"There's clearly an open lane. No one has cracked the code to being the destination for consumers for live music in the digital space. Everyone's toying with it at this point," says Alex Luke, a former iTunes and EMI Music executive and a principal with venture capitalist The Valley Fund. "I can't, at least in the near future, foresee a situation where 99 percent of the artists are going to be comfortable putting their live recordings out there."

Still, companies in the live-streaming space believe the business is on the brink of taking off. Fifteen-month-old Bulldog Digital Media hopes to expand the business beyond festivals such as Outside Lands, Bonnaroo and portions of South by Southwest, to full-on tours.

"It's a really compelling branding opportunity to reach a consumer at a live concert. It's got a social component as well -- 'What do you think Bon Jovi's encore should be?' -- that could be presented by Pepsi, for example," says John Petrocelli, the company's co-founder, who used to be head of AEG Digital Media. "That's an untapped market."

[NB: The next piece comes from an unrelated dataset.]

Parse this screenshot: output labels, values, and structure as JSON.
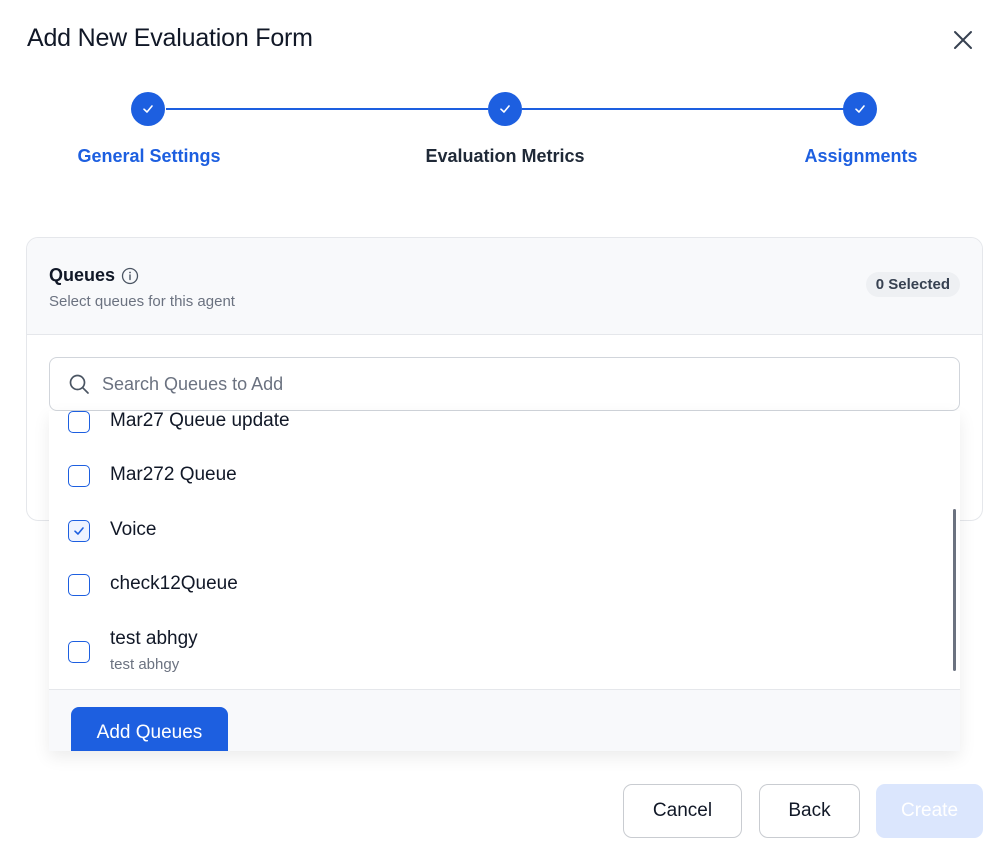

Vevo, too, puts on roughly 30 live shows a year, from Nine Inch Nails and Fall Out Boy to upcoming events with Miley Cyrus and Demi Lovato. "It provides a great marketing tentpole," says Doug McVehil, the company's senior VP of content and programming. "The views go on and on when we make [live] content available."

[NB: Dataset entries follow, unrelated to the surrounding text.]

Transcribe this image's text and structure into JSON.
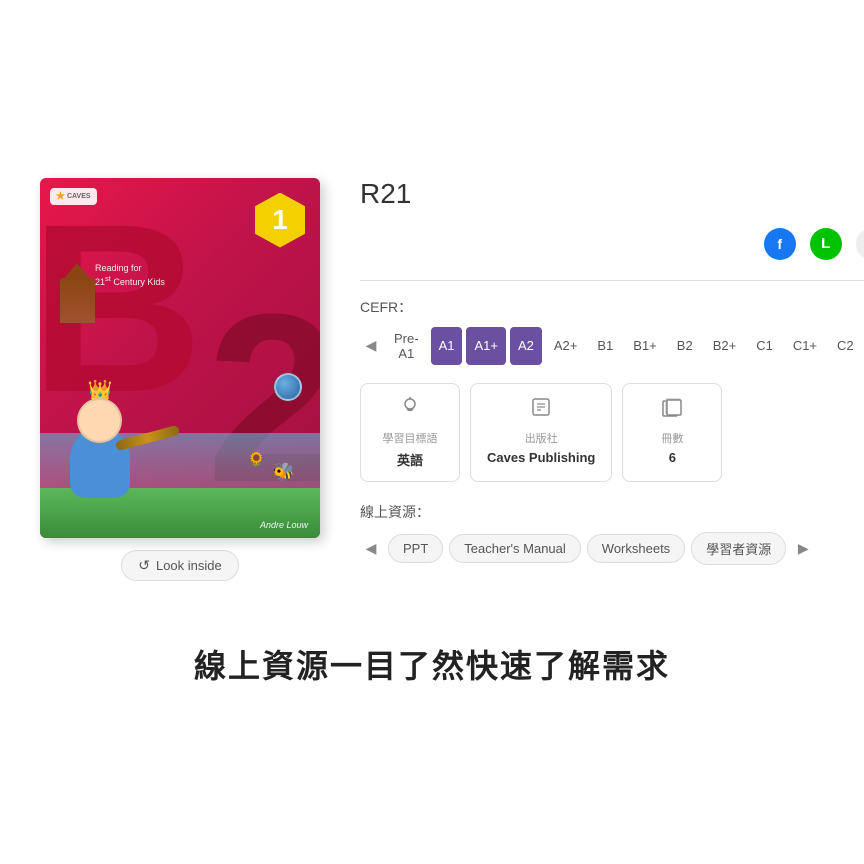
{
  "book": {
    "title": "R21",
    "author": "Andre Louw",
    "subtitle": "Reading for\n21st Century Kids",
    "volume_number": "1",
    "big_letter_1": "B",
    "big_letter_2": "2"
  },
  "social": {
    "facebook_label": "f",
    "line_label": "L",
    "link_label": "🔗"
  },
  "cefr": {
    "label": "CEFR：",
    "tags": [
      {
        "id": "pre-a1",
        "label": "Pre-A1",
        "active": false
      },
      {
        "id": "a1",
        "label": "A1",
        "active": true
      },
      {
        "id": "a1plus",
        "label": "A1+",
        "active": true
      },
      {
        "id": "a2",
        "label": "A2",
        "active": true
      },
      {
        "id": "a2plus",
        "label": "A2+",
        "active": false
      },
      {
        "id": "b1",
        "label": "B1",
        "active": false
      },
      {
        "id": "b1plus",
        "label": "B1+",
        "active": false
      },
      {
        "id": "b2",
        "label": "B2",
        "active": false
      },
      {
        "id": "b2plus",
        "label": "B2+",
        "active": false
      },
      {
        "id": "c1",
        "label": "C1",
        "active": false
      },
      {
        "id": "c1plus",
        "label": "C1+",
        "active": false
      },
      {
        "id": "c2",
        "label": "C2",
        "active": false
      }
    ]
  },
  "info_cards": [
    {
      "id": "subject",
      "icon": "💡",
      "label": "學習目標語",
      "value": "英語"
    },
    {
      "id": "publisher",
      "icon": "📋",
      "label": "出版社",
      "value": "Caves Publishing"
    },
    {
      "id": "volumes",
      "icon": "📚",
      "label": "冊數",
      "value": "6"
    }
  ],
  "resources": {
    "label": "線上資源：",
    "items": [
      {
        "id": "ppt",
        "label": "PPT",
        "active": false
      },
      {
        "id": "teachers-manual",
        "label": "Teacher's Manual",
        "active": false
      },
      {
        "id": "worksheets",
        "label": "Worksheets",
        "active": false
      },
      {
        "id": "learner-resources",
        "label": "學習者資源",
        "active": false
      }
    ]
  },
  "look_inside": {
    "label": "Look inside"
  },
  "tagline": {
    "text": "線上資源一目了然快速了解需求"
  },
  "ui": {
    "nav_left": "◀",
    "nav_right": "▶"
  }
}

Many artists, who control their own live content, remain unconvinced. The Pixies have tinkered with full-show broadcasts for years, at one point working with a company to sell live CDs to fans immediately after their shows. Last fall, they streamed a Paris concert via Deezer. The band's manager, Richard Jones, fields concert-streaming offers from tech companies once a week but rarely accepts.

"I see it as more of a promotional thing than an income source," he says. "It just never seems to be a point of doing it just to do it."

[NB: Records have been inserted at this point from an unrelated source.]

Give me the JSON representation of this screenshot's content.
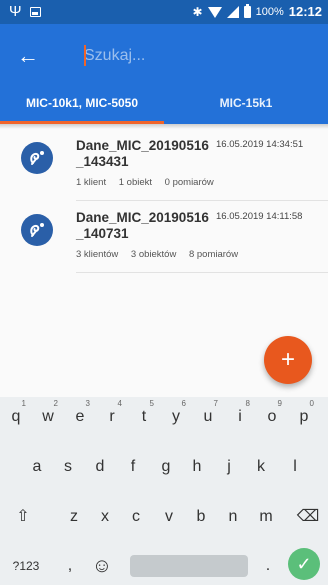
{
  "status_bar": {
    "usb_icon": "usb-icon",
    "battery_text": "100%",
    "time": "12:12"
  },
  "app_bar": {
    "search_placeholder": "Szukaj..."
  },
  "tabs": [
    {
      "label": "MIC-10k1, MIC-5050",
      "active": true
    },
    {
      "label": "MIC-15k1",
      "active": false
    }
  ],
  "files": [
    {
      "name": "Dane_MIC_20190516_143431",
      "date": "16.05.2019 14:34:51",
      "clients": "1 klient",
      "objects": "1 obiekt",
      "measurements": "0 pomiarów"
    },
    {
      "name": "Dane_MIC_20190516_140731",
      "date": "16.05.2019 14:11:58",
      "clients": "3 klientów",
      "objects": "3 obiektów",
      "measurements": "8 pomiarów"
    }
  ],
  "fab": {
    "label": "+"
  },
  "keyboard": {
    "row1": [
      {
        "key": "q",
        "hint": "1"
      },
      {
        "key": "w",
        "hint": "2"
      },
      {
        "key": "e",
        "hint": "3"
      },
      {
        "key": "r",
        "hint": "4"
      },
      {
        "key": "t",
        "hint": "5"
      },
      {
        "key": "y",
        "hint": "6"
      },
      {
        "key": "u",
        "hint": "7"
      },
      {
        "key": "i",
        "hint": "8"
      },
      {
        "key": "o",
        "hint": "9"
      },
      {
        "key": "p",
        "hint": "0"
      }
    ],
    "row2": [
      "a",
      "s",
      "d",
      "f",
      "g",
      "h",
      "j",
      "k",
      "l"
    ],
    "row3": [
      "z",
      "x",
      "c",
      "v",
      "b",
      "n",
      "m"
    ],
    "shift": "⇧",
    "backspace": "⌫",
    "symbols": "?123",
    "comma": ",",
    "emoji": "☺",
    "period": ".",
    "enter": "✓"
  },
  "colors": {
    "primary": "#2371d8",
    "status_bar": "#1a5fae",
    "accent": "#f0642a",
    "fab": "#e8581e"
  }
}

Jones also suggests that if fans could watch every show in its entirety from their living-room couches, they may stop buying concert tickets. Browning, with Umphrey's Mcgee management, strongly disagrees with that point -- viral buzz is always good. He acknowledges, though, that full-show streaming is not for every performer.

"Most artists put on the same show every single night," he says. "When the fan goes to see the show and goes, 'Jeez, that's the same setlist they played when I watched on my couch,' that sends a message I don't think the artist wants to send. But that doesn't concern us."